The smaller Democratic Left party could play an intriguing role. It won 19 seats on May 6 and it appeared to offer a pragmatic approach to forming a coalition that would not at least immediately tear up the bailout program. On that occasion it insisted on bringing Syriza into any coalition, mainly because it would be a hostage to the far left if Syriza remained in opposition while a putative new coalition forced through more austerity measures.
Now though the party seems to be shifting its position. “There may be troubles in the European Union, but outside Europe – that leads to the Middle East, to Africa,” says party spokesman Gerassimos Georgatos. “That would be a catastrophe.”

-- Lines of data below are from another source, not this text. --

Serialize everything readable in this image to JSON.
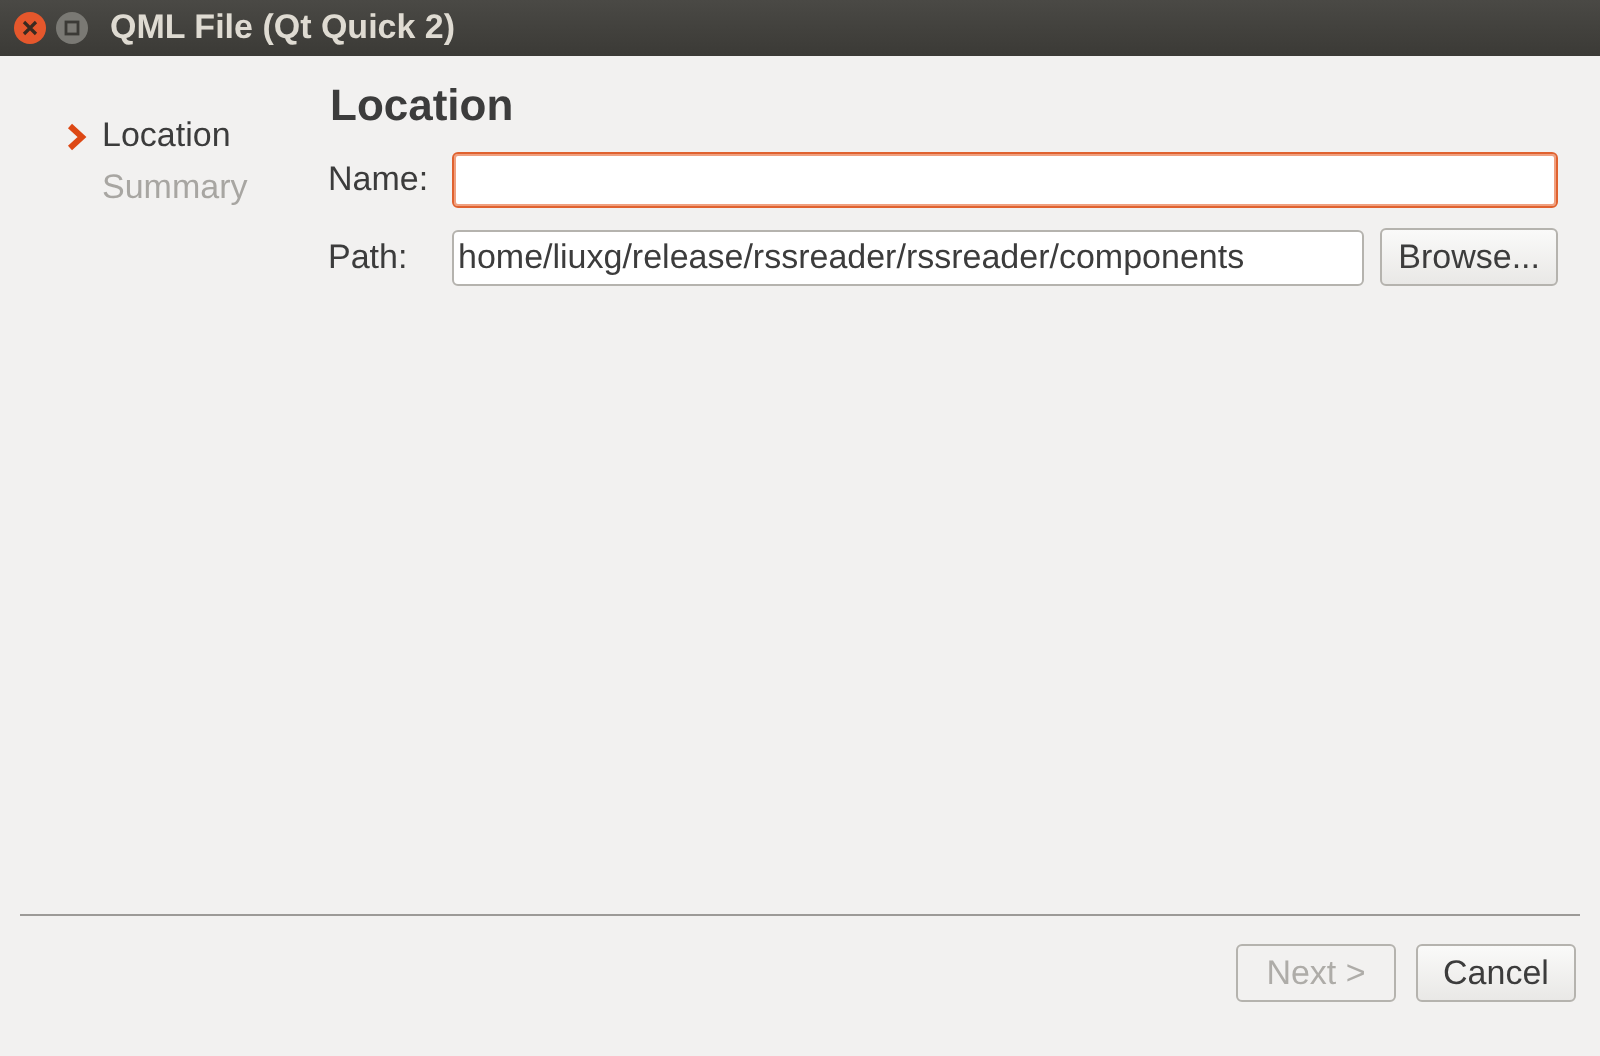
{
  "window": {
    "title": "QML File (Qt Quick 2)"
  },
  "steps": [
    {
      "label": "Location",
      "selected": true
    },
    {
      "label": "Summary",
      "selected": false
    }
  ],
  "page": {
    "heading": "Location",
    "fields": [
      {
        "label": "Name:",
        "focused": true
      },
      {
        "label": "Path:",
        "value": "home/liuxg/release/rssreader/rssreader/components",
        "focused": false,
        "button": "Browse..."
      }
    ]
  },
  "buttons": [
    {
      "label": "Next >",
      "disabled": true
    },
    {
      "label": "Cancel",
      "disabled": false
    }
  ]
}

It wants a seven point program which all parties to a new coalition would sign, the key first point being an option, negotiated with the eurozone, to delay the full implementation of the €11 billion in cuts from 2014 to 2017. It would prefer Syriza to be in the new coalition but this time it would not be “an absolute condition.”
But analysts remain concerned about the apparent contradiction between the fact that most Greeks want to remain in the single currency, but may vote for parties which oppose the bailout wholesale.
“Most people want the country to remain in the eurozone, but that doesn’t necessarily mean they will vote for New Democracy or PASOK,” says Dr George Tzogopoulos from the think tank Eliamep. “They want to keep the common currency but they believe we can have different policies in the eurozone which can guarantee growth.
“There are many people who believe that Germany and the European Union are bluffing, but in my view that’s not correct, because the EU it seems to may has already started preparations for a possible exit from the eurozone.”
Exit polls should give an indication of the results around 6pm Irish time on Sunday. Experts predict it will be very close, with an initial three days set aside for coalition negotiations.